Libel cases brought against defendants for twitter comments never go to trial… until now. A a case brought by San Diego Lawyer Rhonda Holmes against Courtney Love for tweets against Holmes claiming Holmes had been “bought off,” is underway in Los Angeles Superior Court. Three years ago, Love settled a libel suit brought by fashion designer Dawn Simorangkir for tweets about the designer’s parenting and business practices. That case, like every other defamation by twitter case, was settled prior to trial.
Defamation occurs when one knowingly makes false statements that harms another’s reputation. Written defamation is libel. In my article, Death of Slander, I argue that although tweets are drafted carelessly and not with the reflection and intention of traditional journalism – the subject of all previous libel cases-tweets are none-the-less libel. The courts agree on this point, treating tweets as libel, rather than slander, which is spoken defamation.
What is unclear, however, is whether brief tweets are capable of defamatory comment.
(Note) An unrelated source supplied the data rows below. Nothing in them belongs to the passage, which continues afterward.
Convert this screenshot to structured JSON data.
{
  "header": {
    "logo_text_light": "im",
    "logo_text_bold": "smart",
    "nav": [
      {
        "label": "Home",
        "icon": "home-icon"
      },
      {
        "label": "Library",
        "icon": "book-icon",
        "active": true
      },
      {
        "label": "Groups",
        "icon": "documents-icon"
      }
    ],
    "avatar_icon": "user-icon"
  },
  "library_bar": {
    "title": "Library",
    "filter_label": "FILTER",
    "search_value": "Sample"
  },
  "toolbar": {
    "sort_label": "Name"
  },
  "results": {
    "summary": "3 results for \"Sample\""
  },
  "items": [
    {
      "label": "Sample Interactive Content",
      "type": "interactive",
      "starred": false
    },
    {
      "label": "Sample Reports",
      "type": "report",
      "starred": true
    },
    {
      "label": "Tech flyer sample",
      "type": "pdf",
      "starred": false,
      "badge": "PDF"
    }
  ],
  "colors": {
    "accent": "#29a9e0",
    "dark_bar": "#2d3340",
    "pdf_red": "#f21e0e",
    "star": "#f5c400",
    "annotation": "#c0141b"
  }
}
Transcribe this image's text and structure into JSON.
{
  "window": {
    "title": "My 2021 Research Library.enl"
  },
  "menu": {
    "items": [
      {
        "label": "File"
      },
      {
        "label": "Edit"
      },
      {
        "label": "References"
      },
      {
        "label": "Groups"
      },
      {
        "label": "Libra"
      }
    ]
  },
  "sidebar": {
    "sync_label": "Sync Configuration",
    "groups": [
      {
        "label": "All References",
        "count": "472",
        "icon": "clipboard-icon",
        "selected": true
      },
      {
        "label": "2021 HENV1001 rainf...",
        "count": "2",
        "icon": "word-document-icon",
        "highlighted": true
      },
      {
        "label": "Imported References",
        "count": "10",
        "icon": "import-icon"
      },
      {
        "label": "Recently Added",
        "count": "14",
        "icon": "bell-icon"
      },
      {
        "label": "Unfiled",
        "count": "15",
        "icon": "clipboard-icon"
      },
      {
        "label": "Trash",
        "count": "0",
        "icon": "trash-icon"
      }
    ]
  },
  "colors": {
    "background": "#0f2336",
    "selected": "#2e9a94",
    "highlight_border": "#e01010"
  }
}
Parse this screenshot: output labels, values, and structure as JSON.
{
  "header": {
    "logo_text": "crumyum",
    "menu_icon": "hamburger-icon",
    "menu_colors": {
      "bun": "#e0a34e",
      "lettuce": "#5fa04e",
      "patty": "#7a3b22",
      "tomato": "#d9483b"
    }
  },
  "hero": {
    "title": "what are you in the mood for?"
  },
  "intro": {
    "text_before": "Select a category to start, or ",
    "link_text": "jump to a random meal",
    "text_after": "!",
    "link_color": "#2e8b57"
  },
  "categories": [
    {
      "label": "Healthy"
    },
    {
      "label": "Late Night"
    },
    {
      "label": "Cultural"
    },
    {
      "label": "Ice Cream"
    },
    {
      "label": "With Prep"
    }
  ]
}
One issue is the relevance of innuendo in discerning the meaning of a particular tweet. Another is the common understanding that the twitterverse is used for brief rants and emotional outbursts, consequently a particular tweets veracity is viewed with skepticism. Whether a tweet is capable of defamation has long been the speculation of scholars. Now a jury will have the chance to decide whether defamation can occur in 140 characters or less.